“If you’ve got something to say — say something!” is the mantra of Sacramento Area Youth Speaks (SAYS), a literacy program that supports the improvement of schools, teachers and students through spoken word and social justice curriculum. Dr. Vajra Watson, who started SAYS nine years ago, has her students participate in this call-and-response before each spoken word performance. She started the program after completing her doctorate in education at Harvard University, and she wanted to apply her dissertation to the Davis and Sacramento area, where there is a need for students to improve their literacy and writing skills.
“Young people have been at the forefront of every transformative, revolutionary and radical work in the world,” Watson said. “There’s something unique as young people look at our society and determine the type of world they want to go create, and I think that’s where agency comes in, that’s where voice comes in, and that’s where empowerment comes in. So a lot of work is not seeing young people as the leaders they’re becoming but as the leaders they already are.”
SAYS includes a variety of different programs and events, including classroom residencies. Through the residency program, poet-mentor-educators go into middle and high schools, often ones they graduated from, and teach lessons to the students for one hour each week. Other programs SAYS includes are assemblies, after-school workshops and poetry slam competitions.
“The young people and classroom teachers, every single year they say that [SAYS] gives them life, and it makes literacy alive in their lives, and if it wasn’t relevant to them, we wouldn’t do this work,” Watson said.
Denisha Coco Blossom, the operations manager for SAYS and a third-year African-American studies and communication double major, got involved with the program after SAYS visited the school she worked at. She has now been involved with SAYS for six years, and the program encouraged her to apply and attend UC Davis. She said that the work isn’t only rewarding for the students, but also for herself.
“The best part about spoken word is that it’s healing,” Blossom said. “I see my students being involved with their story and I see them being able to release with their stories, so spoken word is healing.”
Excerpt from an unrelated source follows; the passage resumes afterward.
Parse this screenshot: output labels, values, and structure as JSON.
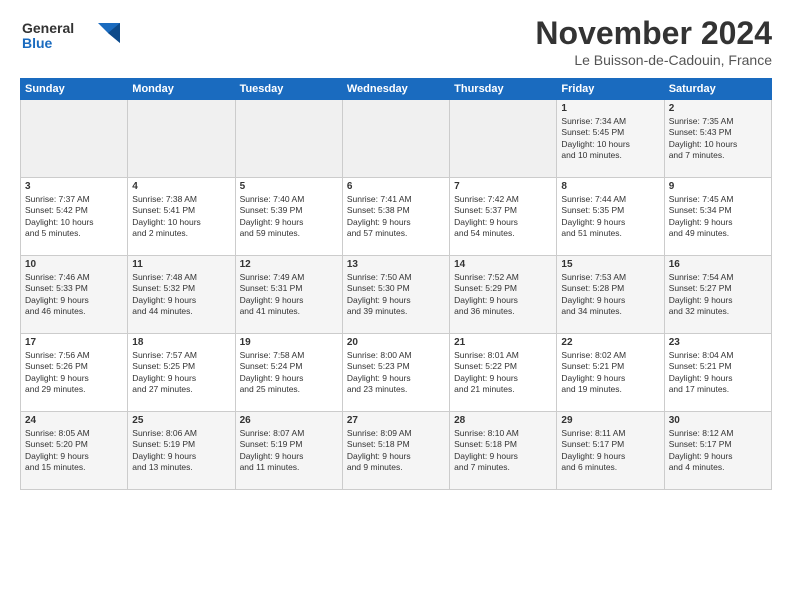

Patrice Hill, the program coordinator for SAYS, finds that spoken word offers a unique experience that many other art forms don’t allow.
“I think spoken word is maybe derivative of hip-hop or actually supersedes hip-hop because in spoken word there’s no beat — just a poet and the words,” Hill said. “So it allows for the human connection that is not communicated thoroughly through other art forms because there’s no music. There’s no beat and there’s no instruments to get in the way — there’s just human voice and a story and a passion for it to be told.”
Hill was originally a performer herself and was the grand slam champion of Sacramento from 2003 to 2004. Now, as an educator in the program, Hill sees the positive impact spoken word can have on the youth.
“I kept coming back simply because this is transformational for the young people,” Hill said. “I wasn’t introduced to poetry or spoken word until college, and if I would have had this opportunity to be introduced to the power of my voice in middle or high school, what could that have done for me and my journey?”
In light of recent events, the work of SAYS has become even more relevant and poignant, its staffers said.
“I believe [SAYS is] something very pivotal to this country at this time,” Blossom said. “Especially in a time where we are going to be silenced, we’re probably going to be voiceless. People are not going to care about the youth and giving [them] the actual opportunity to share their voice and to share their challenges and share their opinions. Because I believe the youth are the truth and children will change the future.”
Each year, 1,000 middle and high school students from across the region come to UC Davis to participate in the annual SAYS summit. The students are introduced to spoken word and can perform their pieces at the end of the event. For many of the students, it is their first experience with spoken word.
“Spoken word performance poetry has so much to do with authentic voice and experience,” Watson said. “We say that you don’t just have a story, we are our stories. So if we are the living embodiment of our stories, what does it mean to first name them, write them, but also share them in this collective process of becoming more human and finding out who each other truly are?”
In addition to teaching the students about poetry, SAYS interweaves common core curriculum with social justice, covering topics like the school-to-prison pipeline and the prison-industrial complex in their class residencies. At the end, students share the poems they created.
“Sometimes they share a word, sometimes they share a sentence, sometimes they end up sharing pieces and pieces, and they’re part of our slam team,” Watson said. “But our goal is to turn that pen into a weapon of self-expression. And the microphone? It can come and it can not come — not every kid is going to end up on the final stage.”
In order to help the students find inspiration to write, the poet mentor educators pose questions to their classes.
“In the end young people create these poems with even writing a poem,” Hill said. “They’re just writing about their lives and their experiences.”
The SAYS Youth Slam Finals will be held on Feb. 5 and Feb. 17 in Sacramento. These events will whittle the contestants down to the final six, who will go on to perform at the Crocker Art Museum in Sacramento on Feb. 25. The event is open to the public and the tickets are $5.
Written by: Abigail Wang — email@example.com